Supervisors: vanemteadur Lauri Vares (Tartu Ülikool), professor Peter Somfai (Tartu Ülikool, Lundi Ülikool)
Opponent: Prof. Nina Kann
Chalmers University of Technology
Department of Chemical and Biological Engineering

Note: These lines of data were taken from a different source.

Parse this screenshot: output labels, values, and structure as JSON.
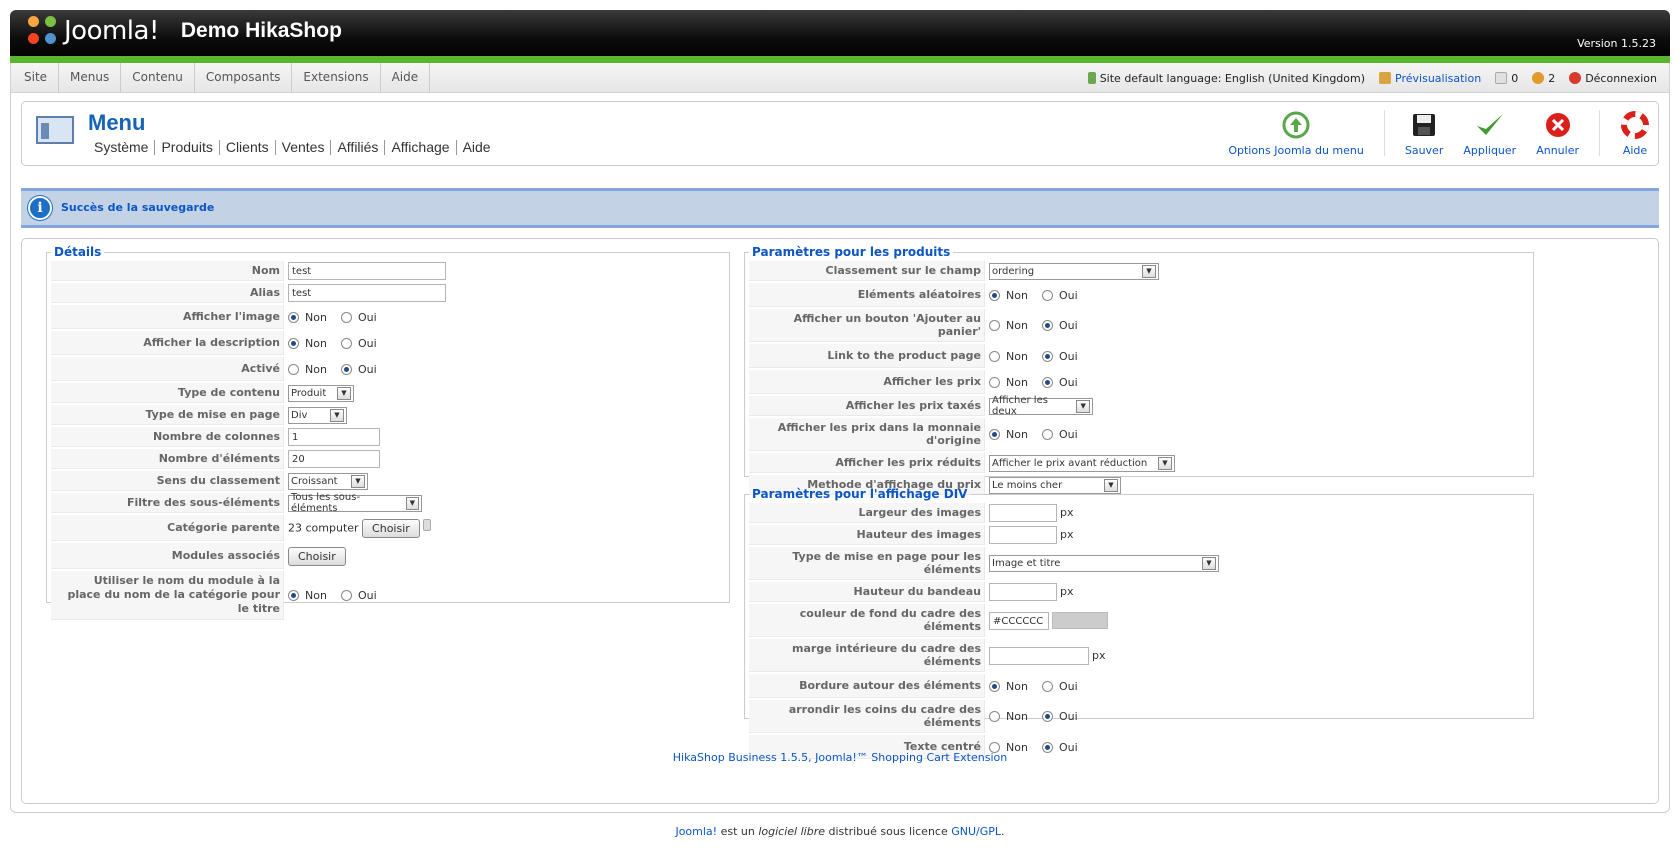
{
  "header": {
    "logo_text": "Joomla!",
    "site_name": "Demo HikaShop",
    "version": "Version 1.5.23"
  },
  "menubar": {
    "items": [
      "Site",
      "Menus",
      "Contenu",
      "Composants",
      "Extensions",
      "Aide"
    ],
    "language": "Site default language: English (United Kingdom)",
    "preview": "Prévisualisation",
    "messages_count": "0",
    "users_count": "2",
    "logout": "Déconnexion"
  },
  "toolbar": {
    "title": "Menu",
    "submenu": [
      "Système",
      "Produits",
      "Clients",
      "Ventes",
      "Affiliés",
      "Affichage",
      "Aide"
    ],
    "buttons": {
      "joomla_options": "Options Joomla du menu",
      "save": "Sauver",
      "apply": "Appliquer",
      "cancel": "Annuler",
      "help": "Aide"
    }
  },
  "message": "Succès de la sauvegarde",
  "details": {
    "legend": "Détails",
    "nom_label": "Nom",
    "nom_value": "test",
    "alias_label": "Alias",
    "alias_value": "test",
    "afficher_image_label": "Afficher l'image",
    "afficher_description_label": "Afficher la description",
    "active_label": "Activé",
    "type_contenu_label": "Type de contenu",
    "type_contenu_value": "Produit",
    "type_mise_en_page_label": "Type de mise en page",
    "type_mise_en_page_value": "Div",
    "nb_colonnes_label": "Nombre de colonnes",
    "nb_colonnes_value": "1",
    "nb_elements_label": "Nombre d'éléments",
    "nb_elements_value": "20",
    "sens_classement_label": "Sens du classement",
    "sens_classement_value": "Croissant",
    "filtre_label": "Filtre des sous-éléments",
    "filtre_value": "Tous les sous-éléments",
    "categorie_parente_label": "Catégorie parente",
    "categorie_parente_value": "23 computer",
    "choisir": "Choisir",
    "modules_label": "Modules associés",
    "utiliser_nom_label_1": "Utiliser le nom du module à la",
    "utiliser_nom_label_2": "place du nom de la catégorie pour le titre"
  },
  "radio": {
    "non": "Non",
    "oui": "Oui"
  },
  "produits": {
    "legend": "Paramètres pour les produits",
    "classement_label": "Classement sur le champ",
    "classement_value": "ordering",
    "aleatoires_label": "Eléments aléatoires",
    "ajouter_panier_label": "Afficher un bouton 'Ajouter au panier'",
    "link_product_label": "Link to the product page",
    "afficher_prix_label": "Afficher les prix",
    "prix_taxes_label": "Afficher les prix taxés",
    "prix_taxes_value": "Afficher les deux",
    "monnaie_origine_label": "Afficher les prix dans la monnaie d'origine",
    "prix_reduits_label": "Afficher les prix réduits",
    "prix_reduits_value": "Afficher le prix avant réduction",
    "methode_affichage_label": "Methode d'affichage du prix",
    "methode_affichage_value": "Le moins cher"
  },
  "div": {
    "legend": "Paramètres pour l'affichage DIV",
    "largeur_label": "Largeur des images",
    "hauteur_label": "Hauteur des images",
    "type_mise_en_page_label": "Type de mise en page pour les éléments",
    "type_mise_en_page_value": "Image et titre",
    "hauteur_bandeau_label": "Hauteur du bandeau",
    "couleur_fond_label": "couleur de fond du cadre des éléments",
    "couleur_fond_value": "#CCCCCC",
    "marge_label": "marge intérieure du cadre des éléments",
    "bordure_label": "Bordure autour des éléments",
    "arrondir_label": "arrondir les coins du cadre des éléments",
    "texte_centre_label": "Texte centré",
    "px": "px"
  },
  "footer": {
    "extension": "HikaShop Business 1.5.5, Joomla!™ Shopping Cart Extension",
    "joomla": "Joomla!",
    "middle1": " est un ",
    "libre": "logiciel libre",
    "middle2": " distribué sous licence ",
    "license": "GNU/GPL",
    "end": "."
  },
  "colors": {
    "accent_green": "#5bb531",
    "link_blue": "#0b55c4",
    "title_blue": "#1564b8",
    "message_bg": "#c3d2e5"
  }
}
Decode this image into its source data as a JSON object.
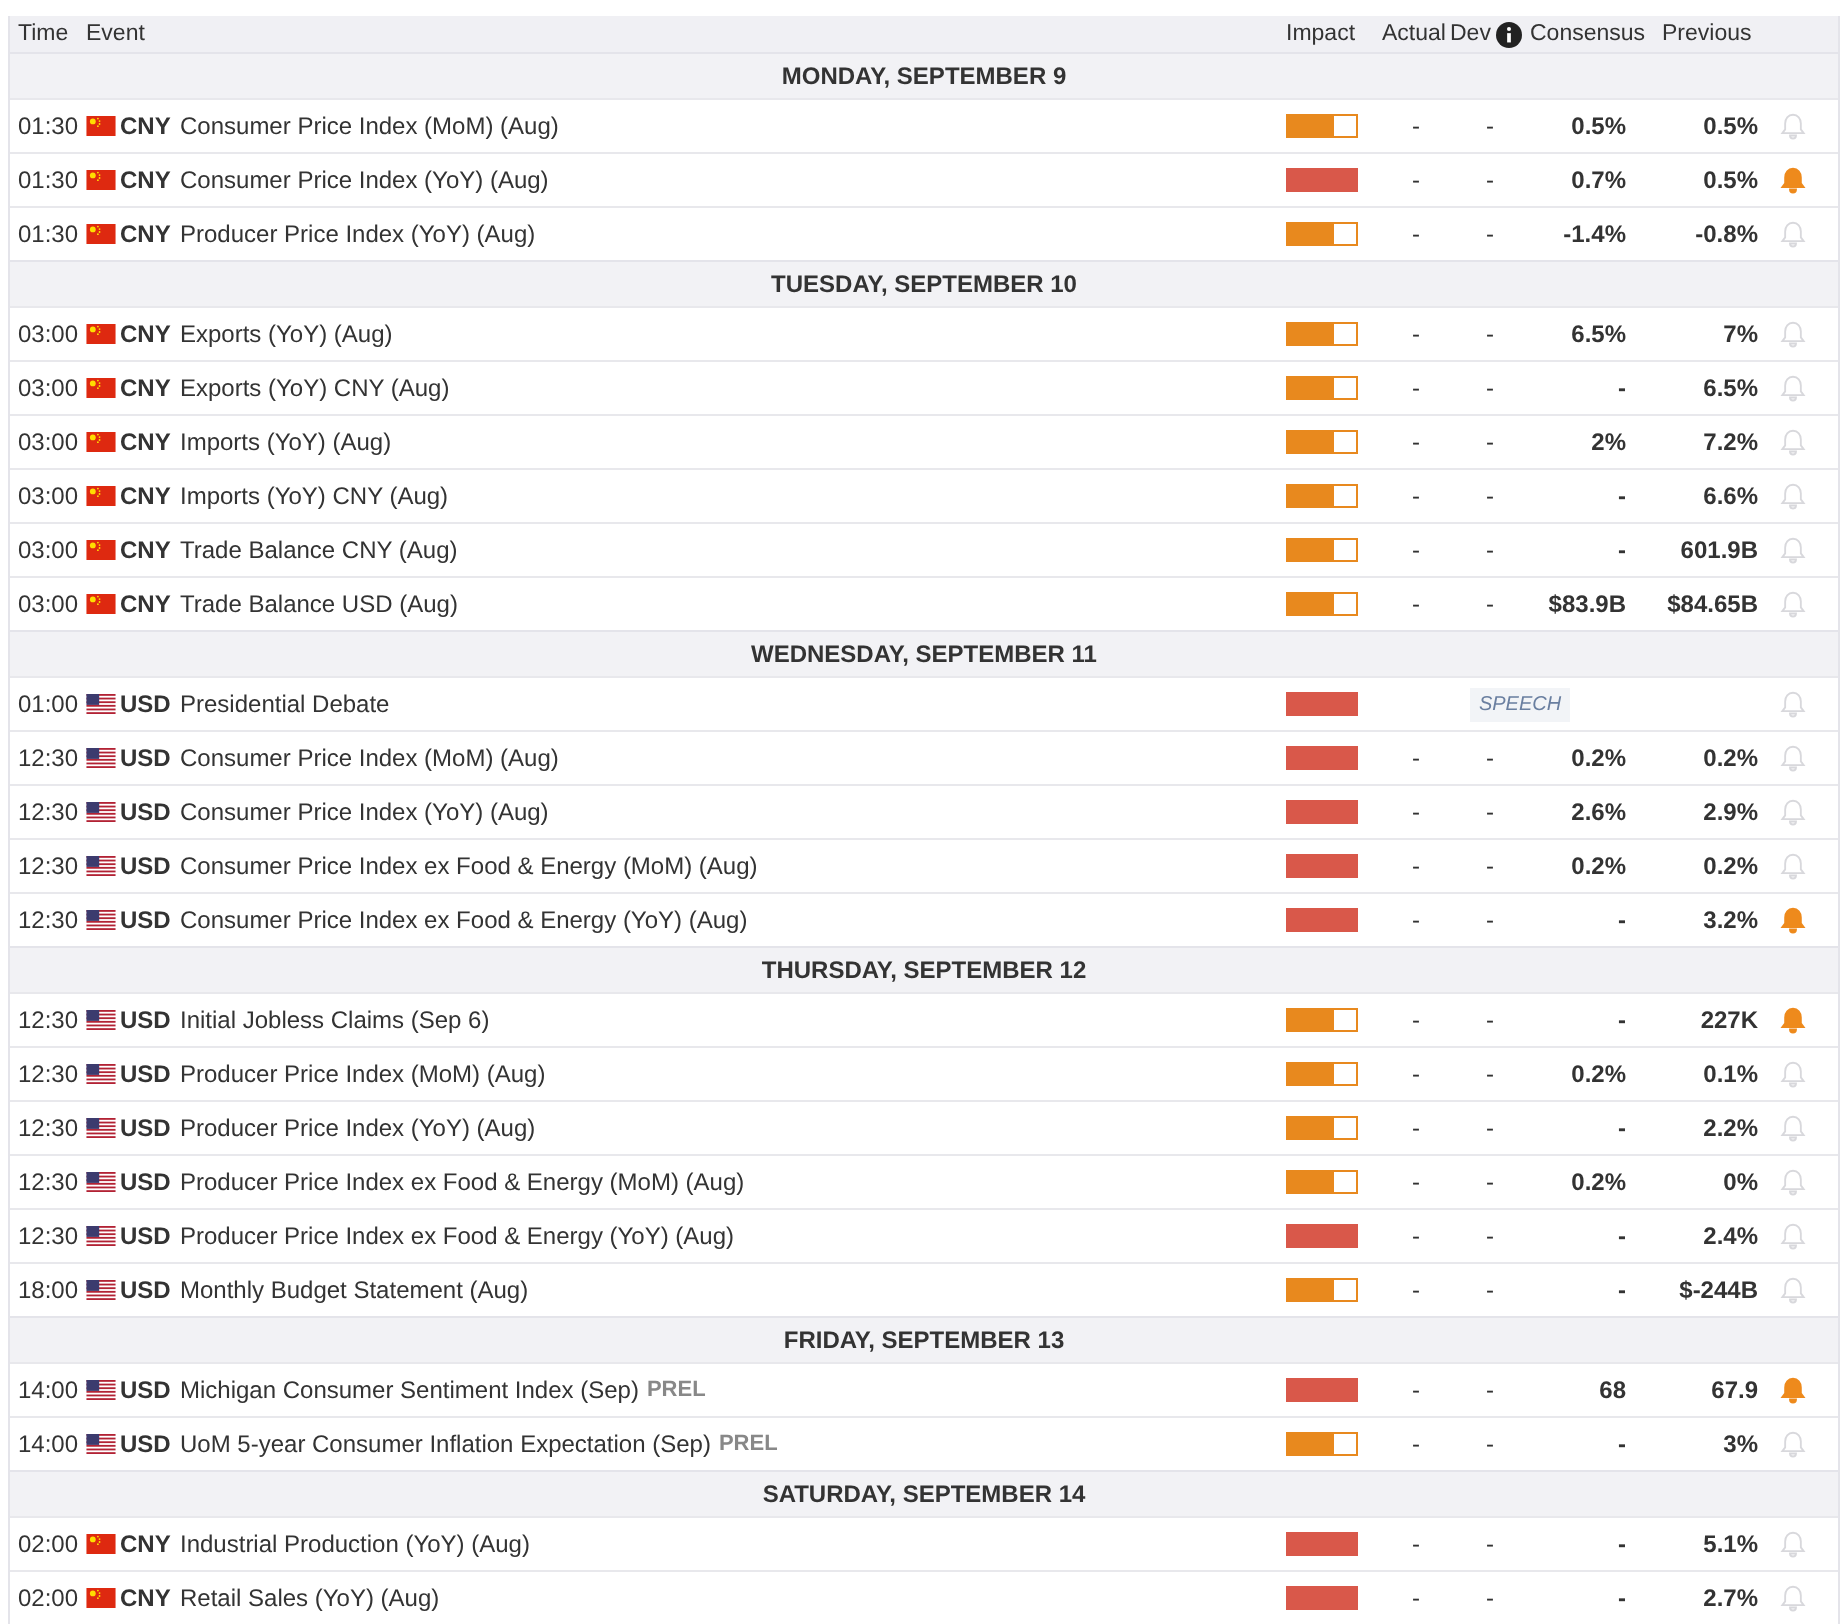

Acetogenins are an interesting group of natural compounds, which can exhibit selective cytotoxicity towards tumorous cell-tissue. Although acetogenins have been studied for a while now, the relationship between their structure and bioactivity has not been fully elucidated. In this work six analogues of acetogenins were synthesized and their bioactivity was assessed in a model tumorous cell line. The developed synthetic route can be adjusted for all of the analogues synthesized - this approach allows units of the compound to be prepared separately, and joined together in later stages to form the end-compound. The spatial arrangement of the atoms in the structure, called stereochemistry, was also under scrutiny during the synthesis. The three-dimensional positioning within the structure can often be very important for the bioactivity. Four of the synthesized analogues, similar in type, retained bioactivity in model tumour cells causing cell death, although being less active than their natural counterparts. Two other synthesized analogues exhibited negligible bioactivity in the tested cell-line. The second part of the presented work discusses the synthesis of amino acid like derivates. These relatively small, yet important molecules can be used as 'building blocks' in the synthesis of more complex molecules. The study entailed the synthesis of these derivates via asymmetric transfer of a hydrogen atom coupled with dynamic kinetic resolution, giving high yields. During the reaction one hydrogen atom was added to the starting material with high stereoselectivity, noting that the hydrogen atom originated from another organic compound in the reaction mixture and not from hydrogen gas. The developed method permits the reaction to be run at room temperature and in air atmosphere, omitting the use of high pressures and hydrogen gas, often used for similar transformations.